Tune In to the Whole Story When You Have Hearing Aids?
Have you noticed that you’re a bit harder of hearing than you used to be? Certain noises totally escape you or you’re asking someone to repeat themselves over and over again? Chances are good that you may need to start thinking about investing in hearing aids. If you haven’t used hearing protection throughout your life or had an infection that blocked hearing, you’ll almost certainly want to use hearing aids or hearing equipment to enhance the sounds around you. Since your hearing can also affect your balance, it’s important to make sure that you can hear properly, since a fall can have serious consequences for your health. Wear your hearing aids with pride! You’ll be able to fully partake in conversations again, not be embarrassed about missing anything, and keep yourself safe by achieving better balance. What’s not to love about getting hearing aids?
Can You Hear Me Now?
It’s not just the elderly who may need hearing devices and it’s just aging that causes hearing loss. Between two to three children out of every 1,000 in the United States are simply born with some level of hearing loss in one or both of their ears. Almost a million and a half of children who are under the age of 18 have hearing problems already, whether that’s due to ear infections, genetics, or other environmental issues. Given that five out of six children have an ear infection by the time they’re three years old, that shouldn’t be too terribly surprising. And almost 7.5% of those aged 29-40 have some type of hearing loss as well. Around 15% of adults say that they have some trouble hearing.
Of course, age does play a factor. Three tenths of people who are over the age of 60 have hearing loss of some kind. Almost 15 of those between the ages of 41-59 have a hearing problem. About 13% of people over the age of 12 (that’s one in eight people) have suffered from hearing loss in both ears, according to the regular hearing exams that are routinely conducted.
What Are Some Common Reasons For Hearing Loss Occurring?
According to the National Institute on Deafness and Other Communication Disorders (NIDCD), around 15% of Americans who are between 20 and 69 years of age have high frequency hearing loss from being exposed to noise in the workplace or from leisure activities. For example, listening to loud music on headphones or working on a construction site without the proper hearing protection can both do damage to your ears.
Infections or other disorders can also be responsible for hearing loss. A virus, disease, head trauma, and other diseases can take a toll on one’s hearing, especially if the patient is younger or already elderly. Many children who suffer from hearing loss often do so after an ear infection, for example.
Age is one of the most common reasons for adults to complain about hearing loss. As we get older, our sight and hearing naturally declines somewhat. There could also be a genetic reason such as otosclerosis which causes hearing loss.
Why Should I Get Hearing Aids?
Surprisingly, adults who are over the age of 70 who could really use hearing aids often don’t use them. Under 30% have ever used hearing aids in that age bracket and that number continues to decrease in people between 20 and 69 years old.
Using a hearing aid will help with hearing and speech comprehension, making many day-to-day tasks easier.
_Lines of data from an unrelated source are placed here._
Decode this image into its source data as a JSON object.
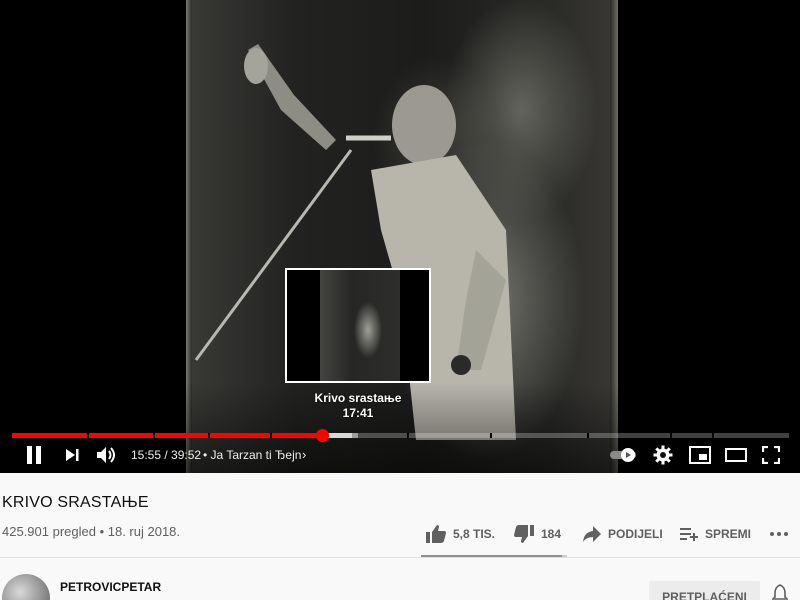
{
  "player": {
    "current_time": "15:55",
    "duration": "39:52",
    "time_display": "15:55 / 39:52",
    "chapter_title": "• Ja Tarzan ti Ђejn",
    "progress_played_fraction": 0.399,
    "progress_loaded_fraction": 0.445,
    "hover_time_fraction": 0.437,
    "preview": {
      "title": "Krivo srastaњe",
      "time": "17:41"
    },
    "controls": {
      "pause_icon": "pause-icon",
      "next_icon": "skip-next-icon",
      "volume_icon": "volume-high-icon",
      "autoplay_icon": "autoplay-toggle-icon",
      "settings_icon": "gear-icon",
      "miniplayer_icon": "miniplayer-icon",
      "theater_icon": "theater-mode-icon",
      "fullscreen_icon": "fullscreen-icon"
    },
    "colors": {
      "progress_played": "#ff0000",
      "background": "#000000"
    }
  },
  "video": {
    "title": "KRIVO SRASTAЊЕ",
    "meta": "425.901 pregled • 18. ruj 2018."
  },
  "actions": {
    "like_count": "5,8 TIS.",
    "dislike_count": "184",
    "share_label": "PODIJELI",
    "save_label": "SPREMI",
    "like_fraction": 0.969
  },
  "channel": {
    "name": "PETROVICPETAR",
    "subscribe_label": "PRETPLAĆENI"
  }
}
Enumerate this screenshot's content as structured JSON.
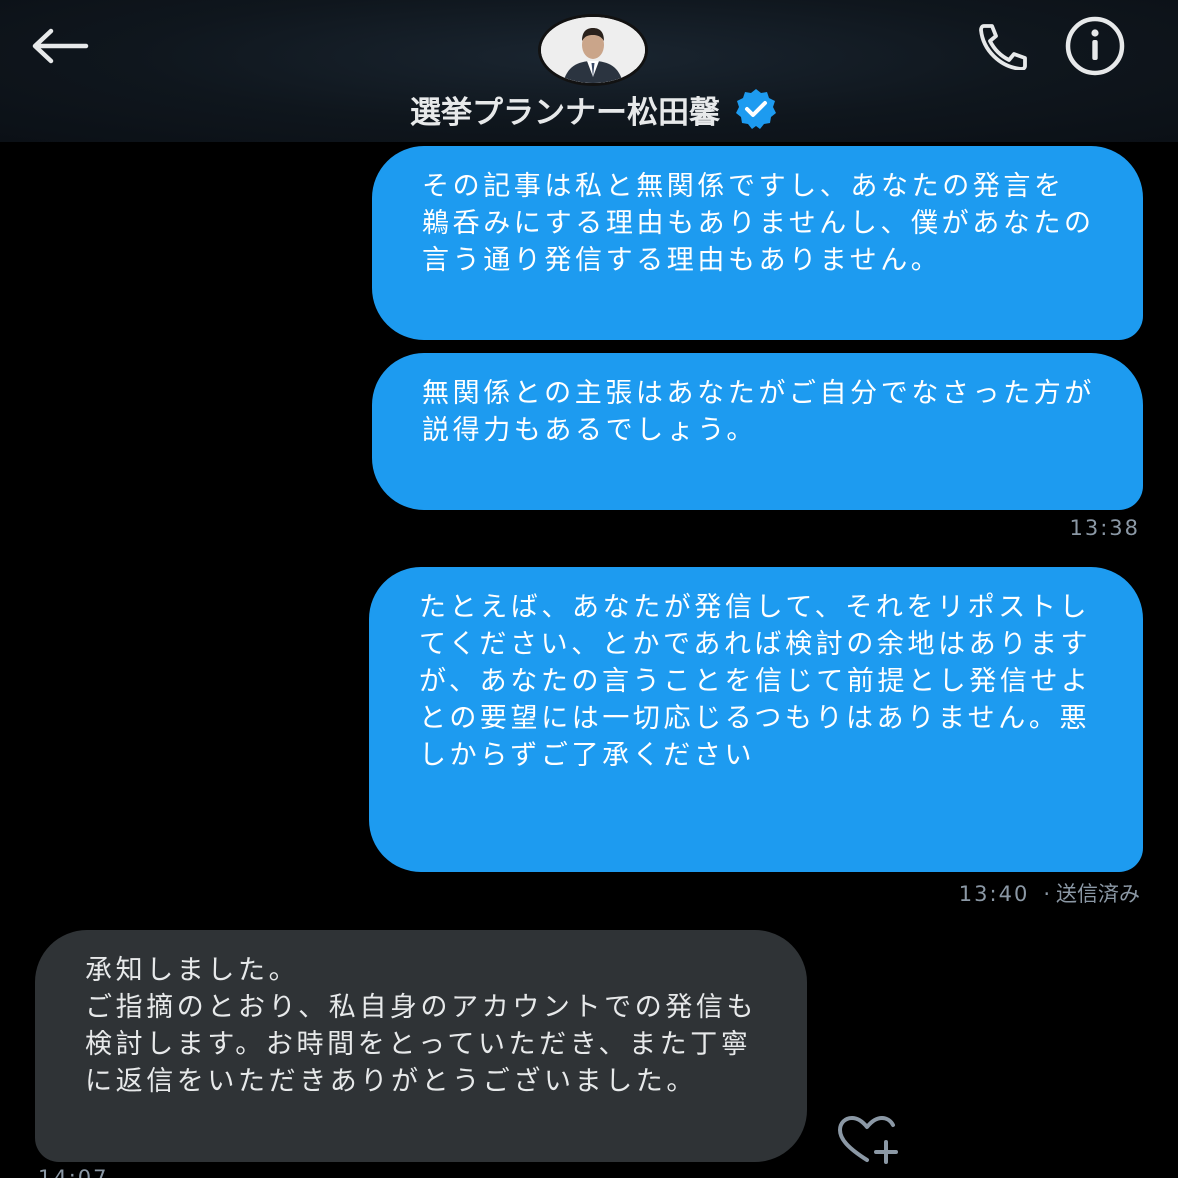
{
  "header": {
    "back_icon": "arrow-left-icon",
    "call_icon": "phone-icon",
    "info_icon": "info-icon",
    "display_name": "選挙プランナー松田馨",
    "verified_icon": "verified-badge-icon",
    "verified_color": "#1d9bf0"
  },
  "messages": [
    {
      "direction": "sent",
      "text": "その記事は私と無関係ですし、あなたの発言を鵜呑みにする理由もありませんし、僕があなたの言う通り発信する理由もありません。"
    },
    {
      "direction": "sent",
      "text": "無関係との主張はあなたがご自分でなさった方が説得力もあるでしょう。"
    },
    {
      "direction": "sent",
      "text": "たとえば、あなたが発信して、それをリポストしてください、とかであれば検討の余地はありますが、あなたの言うことを信じて前提とし発信せよとの要望には一切応じるつもりはありません。悪しからずご了承ください"
    },
    {
      "direction": "received",
      "text": "承知しました。\nご指摘のとおり、私自身のアカウントでの発信も検討します。お時間をとっていただき、また丁寧に返信をいただきありがとうございました。"
    }
  ],
  "timestamps": {
    "first_group": "13:38",
    "second_group_time": "13:40",
    "second_group_sep": "·",
    "second_group_status": "送信済み",
    "received": "14:07"
  },
  "reaction_icon": "heart-plus-icon",
  "colors": {
    "sent_bubble": "#1d9bf0",
    "received_bubble": "#2f3336",
    "background": "#000000",
    "muted_text": "#8b98a5"
  }
}
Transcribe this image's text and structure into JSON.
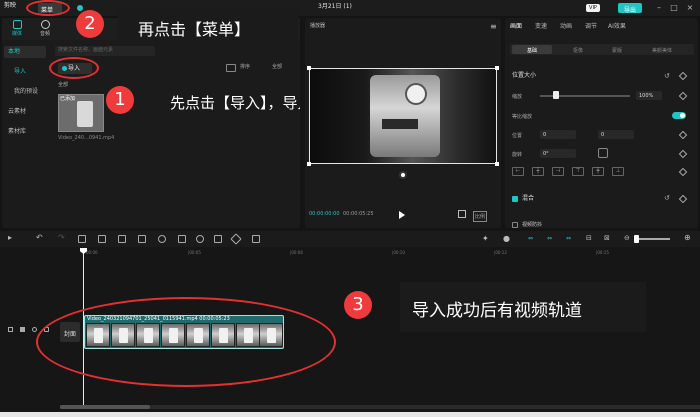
{
  "app": {
    "logo_label": "剪映",
    "menu_label": "菜单",
    "project_date": "3月21日 (1)",
    "vip_label": "VIP",
    "share_label": "导出"
  },
  "media_panel": {
    "tabs": [
      {
        "label": "媒体",
        "icon": "media-icon"
      },
      {
        "label": "音频",
        "icon": "audio-icon"
      }
    ],
    "nav": {
      "local": "本地",
      "import": "导入",
      "preset": "我的预设",
      "cloud": "云素材",
      "library": "素材库"
    },
    "search_placeholder": "搜索文件名称、画面元素",
    "import_button": "导入",
    "sort_label": "排序",
    "all_filter": "全部",
    "all_label": "全部",
    "clip": {
      "added_badge": "已添加",
      "name": "Video_240...0941.mp4"
    }
  },
  "player": {
    "title": "播放器",
    "current_time": "00:00:00:00",
    "total_time": "00:00:05:25",
    "ratio_label": "比例"
  },
  "props": {
    "tabs": [
      "画面",
      "变速",
      "动画",
      "调节",
      "AI效果"
    ],
    "subtabs": [
      "基础",
      "抠像",
      "蒙版",
      "美颜美体"
    ],
    "section_position": "位置大小",
    "scale_label": "缩放",
    "scale_value": "100%",
    "uniform_label": "等比缩放",
    "position_label": "位置",
    "pos_x": "0",
    "pos_y": "0",
    "rotate_label": "旋转",
    "rotate_value": "0°",
    "blend_label": "混合",
    "stabilize_label": "视频防抖"
  },
  "timeline": {
    "ticks": [
      "00:00",
      "|00:05",
      "|00:06",
      "|00:10",
      "|00:12",
      "|00:15"
    ],
    "cover_label": "封面",
    "clip_label": "Video_240321094701_25041_0115941.mp4  00:00:05:23"
  },
  "annotations": [
    {
      "number": "2",
      "text": "再点击【菜单】"
    },
    {
      "number": "1",
      "text": "先点击【导入】，导入视频"
    },
    {
      "number": "3",
      "text": "导入成功后有视频轨道"
    }
  ],
  "colors": {
    "accent": "#20c5c5",
    "highlight": "#e53030",
    "background": "#141414"
  }
}
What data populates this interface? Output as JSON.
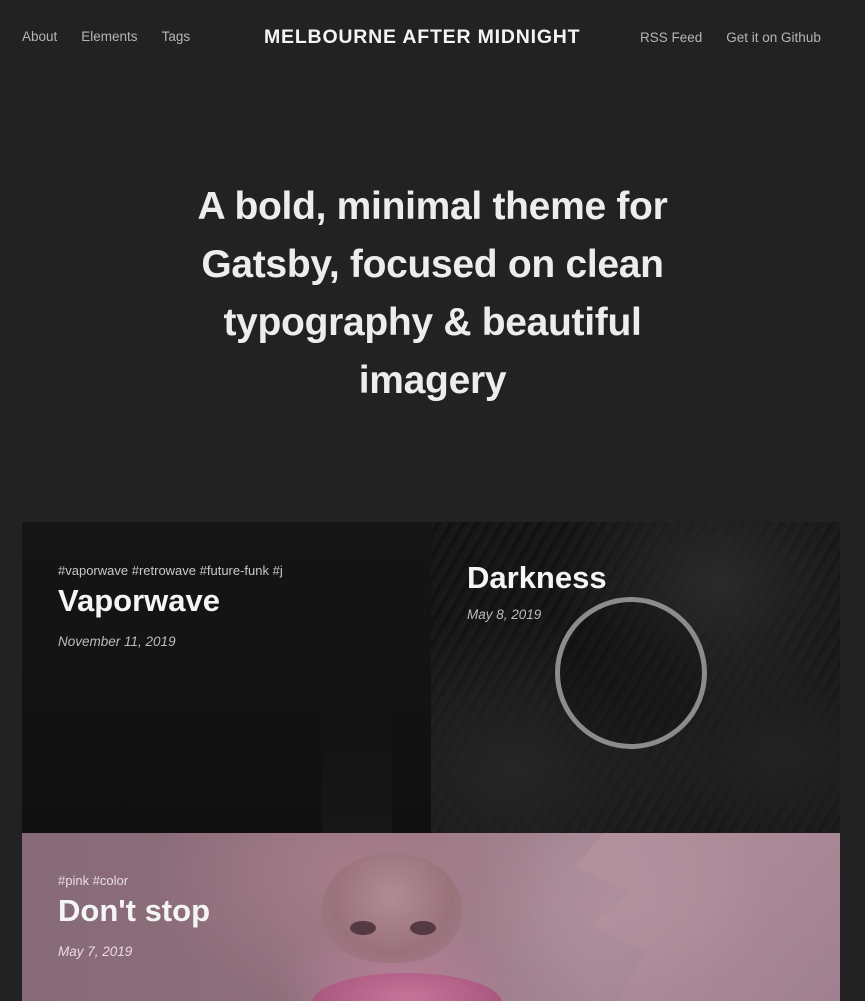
{
  "header": {
    "nav_left": [
      {
        "label": "About"
      },
      {
        "label": "Elements"
      },
      {
        "label": "Tags"
      }
    ],
    "site_title": "MELBOURNE AFTER MIDNIGHT",
    "nav_right": [
      {
        "label": "RSS Feed"
      },
      {
        "label": "Get it on Github"
      }
    ]
  },
  "hero": {
    "headline": "A bold, minimal theme for Gatsby, focused on clean typography & beautiful imagery"
  },
  "posts": [
    {
      "tags": "#vaporwave #retrowave #future-funk #j",
      "title": "Vaporwave",
      "date": "November 11, 2019"
    },
    {
      "tags": "",
      "title": "Darkness",
      "date": "May 8, 2019"
    },
    {
      "tags": "#pink #color",
      "title": "Don't stop",
      "date": "May 7, 2019"
    }
  ],
  "colors": {
    "background": "#222222",
    "text_primary": "#f2f2f2",
    "text_muted": "#b5b5b5",
    "loader_ring": "#8c8c8c"
  }
}
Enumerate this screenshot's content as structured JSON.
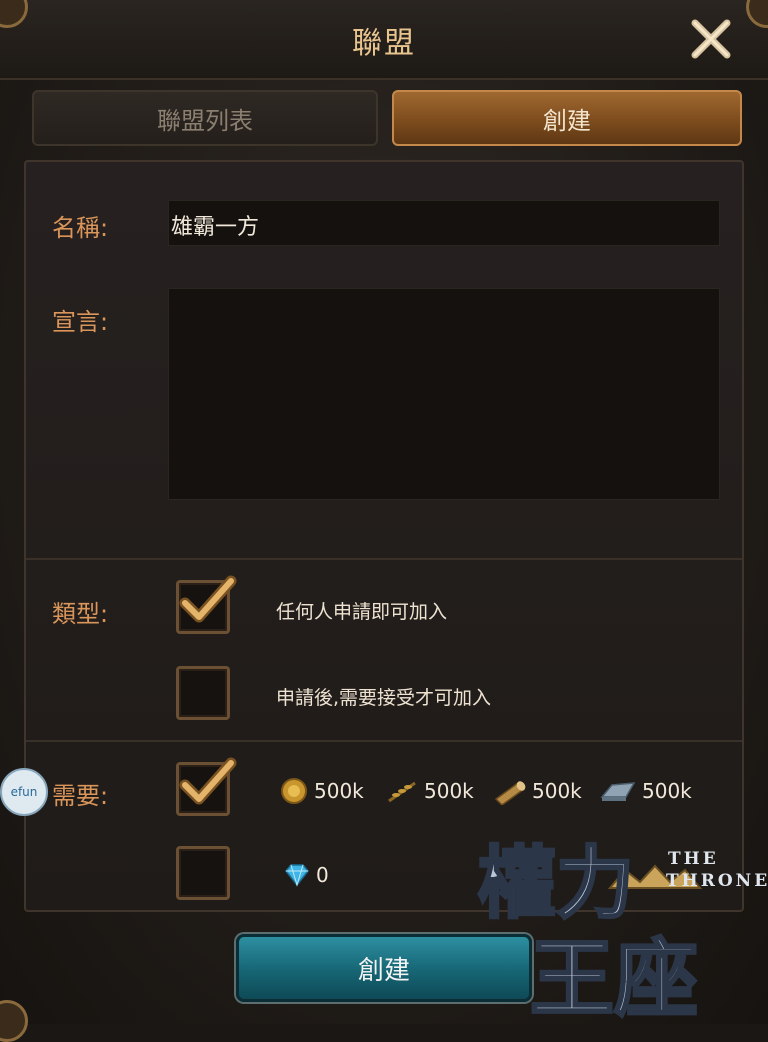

You’ll increase your overall quality of life by being able to follow conversations easier, be more aware of your surroundings, and can improve your balance.
If you’re worried about cost, there may be financial assistance available if you inquire, and if prescribed by a doctor, can possibly be covered under Medicare, though that often very much depends on the circumstances.
Don’t go through another family gathering only getting half the story! You can greatly improve your situation by looking into getting hearing aids. There’s plenty of resources in terms of what kind of hearing aids to look for and hearing aid care tips, so don’t feel intimidated.